**Problem:** An exact copy of the listing is what is needed; please output it in full.

**Dataset entries:**
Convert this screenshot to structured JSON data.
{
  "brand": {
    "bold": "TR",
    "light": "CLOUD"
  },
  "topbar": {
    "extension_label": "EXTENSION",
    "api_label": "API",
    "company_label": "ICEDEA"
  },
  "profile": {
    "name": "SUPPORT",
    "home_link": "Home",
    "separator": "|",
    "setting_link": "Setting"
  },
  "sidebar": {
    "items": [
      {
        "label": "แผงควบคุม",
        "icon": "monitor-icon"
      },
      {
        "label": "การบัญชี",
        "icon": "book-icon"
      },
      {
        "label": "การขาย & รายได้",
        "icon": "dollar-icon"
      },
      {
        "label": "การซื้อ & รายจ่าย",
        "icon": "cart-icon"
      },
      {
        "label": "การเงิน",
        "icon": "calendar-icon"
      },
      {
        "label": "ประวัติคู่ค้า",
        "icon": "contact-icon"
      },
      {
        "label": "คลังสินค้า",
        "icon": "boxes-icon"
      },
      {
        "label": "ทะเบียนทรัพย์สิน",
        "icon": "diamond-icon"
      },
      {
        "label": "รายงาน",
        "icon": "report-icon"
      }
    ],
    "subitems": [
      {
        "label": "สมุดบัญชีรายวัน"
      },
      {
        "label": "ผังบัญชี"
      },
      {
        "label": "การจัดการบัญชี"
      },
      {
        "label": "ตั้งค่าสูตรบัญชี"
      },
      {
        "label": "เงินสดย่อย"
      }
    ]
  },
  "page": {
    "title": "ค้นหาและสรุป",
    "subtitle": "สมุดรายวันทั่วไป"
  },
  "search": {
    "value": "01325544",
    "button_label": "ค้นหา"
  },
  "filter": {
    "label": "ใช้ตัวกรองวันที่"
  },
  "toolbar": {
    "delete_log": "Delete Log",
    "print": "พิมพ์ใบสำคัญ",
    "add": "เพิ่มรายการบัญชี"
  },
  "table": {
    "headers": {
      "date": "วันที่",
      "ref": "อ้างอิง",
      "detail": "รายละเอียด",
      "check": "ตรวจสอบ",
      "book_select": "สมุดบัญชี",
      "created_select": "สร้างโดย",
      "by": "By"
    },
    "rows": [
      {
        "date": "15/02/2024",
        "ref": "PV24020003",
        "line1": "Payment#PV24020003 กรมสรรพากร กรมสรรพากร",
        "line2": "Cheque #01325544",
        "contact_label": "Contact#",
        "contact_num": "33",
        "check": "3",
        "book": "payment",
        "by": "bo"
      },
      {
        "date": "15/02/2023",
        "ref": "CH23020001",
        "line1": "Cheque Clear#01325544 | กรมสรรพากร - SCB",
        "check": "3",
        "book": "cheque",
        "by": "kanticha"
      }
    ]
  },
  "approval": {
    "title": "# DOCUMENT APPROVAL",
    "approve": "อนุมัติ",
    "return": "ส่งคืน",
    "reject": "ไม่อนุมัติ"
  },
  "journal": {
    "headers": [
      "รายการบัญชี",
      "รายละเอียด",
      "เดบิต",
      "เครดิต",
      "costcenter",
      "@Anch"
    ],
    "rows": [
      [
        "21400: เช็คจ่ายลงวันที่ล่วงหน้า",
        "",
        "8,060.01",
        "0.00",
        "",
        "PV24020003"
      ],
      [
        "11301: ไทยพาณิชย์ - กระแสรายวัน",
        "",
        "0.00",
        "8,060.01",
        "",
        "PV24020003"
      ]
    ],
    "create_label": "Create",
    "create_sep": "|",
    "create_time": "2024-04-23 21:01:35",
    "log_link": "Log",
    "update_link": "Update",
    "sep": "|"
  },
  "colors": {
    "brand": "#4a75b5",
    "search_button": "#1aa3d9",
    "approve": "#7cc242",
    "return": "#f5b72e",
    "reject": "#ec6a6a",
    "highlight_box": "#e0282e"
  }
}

**Answer to this exercise:**
Convert this screenshot to structured JSON data.
{
  "brand": {
    "bold": "TR",
    "light": "CLOUD"
  },
  "topbar": {
    "extension_label": "EXTENSION",
    "api_label": "API",
    "company_label": "ICEDEA"
  },
  "profile": {
    "name": "SUPPORT",
    "home_link": "Home",
    "separator": "|",
    "setting_link": "Setting"
  },
  "sidebar": {
    "items": [
      {
        "label": "แผงควบคุม",
        "icon": "monitor-icon"
      },
      {
        "label": "การบัญชี",
        "icon": "book-icon"
      },
      {
        "label": "การขาย & รายได้",
        "icon": "dollar-icon"
      },
      {
        "label": "การซื้อ & รายจ่าย",
        "icon": "cart-icon"
      },
      {
        "label": "การเงิน",
        "icon": "calendar-icon"
      },
      {
        "label": "ประวัติคู่ค้า",
        "icon": "contact-icon"
      },
      {
        "label": "คลังสินค้า",
        "icon": "boxes-icon"
      },
      {
        "label": "ทะเบียนทรัพย์สิน",
        "icon": "diamond-icon"
      },
      {
        "label": "รายงาน",
        "icon": "report-icon"
      }
    ],
    "subitems": [
      {
        "label": "สมุดบัญชีรายวัน"
      },
      {
        "label": "ผังบัญชี"
      },
      {
        "label": "การจัดการบัญชี"
      },
      {
        "label": "ตั้งค่าสูตรบัญชี"
      },
      {
        "label": "เงินสดย่อย"
      }
    ]
  },
  "page": {
    "title": "ค้นหาและสรุป",
    "subtitle": "สมุดรายวันทั่วไป"
  },
  "search": {
    "value": "01325544",
    "button_label": "ค้นหา"
  },
  "filter": {
    "label": "ใช้ตัวกรองวันที่"
  },
  "toolbar": {
    "delete_log": "Delete Log",
    "print": "พิมพ์ใบสำคัญ",
    "add": "เพิ่มรายการบัญชี"
  },
  "table": {
    "headers": {
      "date": "วันที่",
      "ref": "อ้างอิง",
      "detail": "รายละเอียด",
      "check": "ตรวจสอบ",
      "book_select": "สมุดบัญชี",
      "created_select": "สร้างโดย",
      "by": "By"
    },
    "rows": [
      {
        "date": "15/02/2024",
        "ref": "PV24020003",
        "line1": "Payment#PV24020003 กรมสรรพากร กรมสรรพากร",
        "line2": "Cheque #01325544",
        "contact_label": "Contact#",
        "contact_num": "33",
        "check": "3",
        "book": "payment",
        "by": "bo"
      },
      {
        "date": "15/02/2023",
        "ref": "CH23020001",
        "line1": "Cheque Clear#01325544 | กรมสรรพากร - SCB",
        "check": "3",
        "book": "cheque",
        "by": "kanticha"
      }
    ]
  },
  "approval": {
    "title": "# DOCUMENT APPROVAL",
    "approve": "อนุมัติ",
    "return": "ส่งคืน",
    "reject": "ไม่อนุมัติ"
  },
  "journal": {
    "headers": [
      "รายการบัญชี",
      "รายละเอียด",
      "เดบิต",
      "เครดิต",
      "costcenter",
      "@Anch"
    ],
    "rows": [
      [
        "21400: เช็คจ่ายลงวันที่ล่วงหน้า",
        "",
        "8,060.01",
        "0.00",
        "",
        "PV24020003"
      ],
      [
        "11301: ไทยพาณิชย์ - กระแสรายวัน",
        "",
        "0.00",
        "8,060.01",
        "",
        "PV24020003"
      ]
    ],
    "create_label": "Create",
    "create_sep": "|",
    "create_time": "2024-04-23 21:01:35",
    "log_link": "Log",
    "update_link": "Update",
    "sep": "|"
  },
  "colors": {
    "brand": "#4a75b5",
    "search_button": "#1aa3d9",
    "approve": "#7cc242",
    "return": "#f5b72e",
    "reject": "#ec6a6a",
    "highlight_box": "#e0282e"
  }
}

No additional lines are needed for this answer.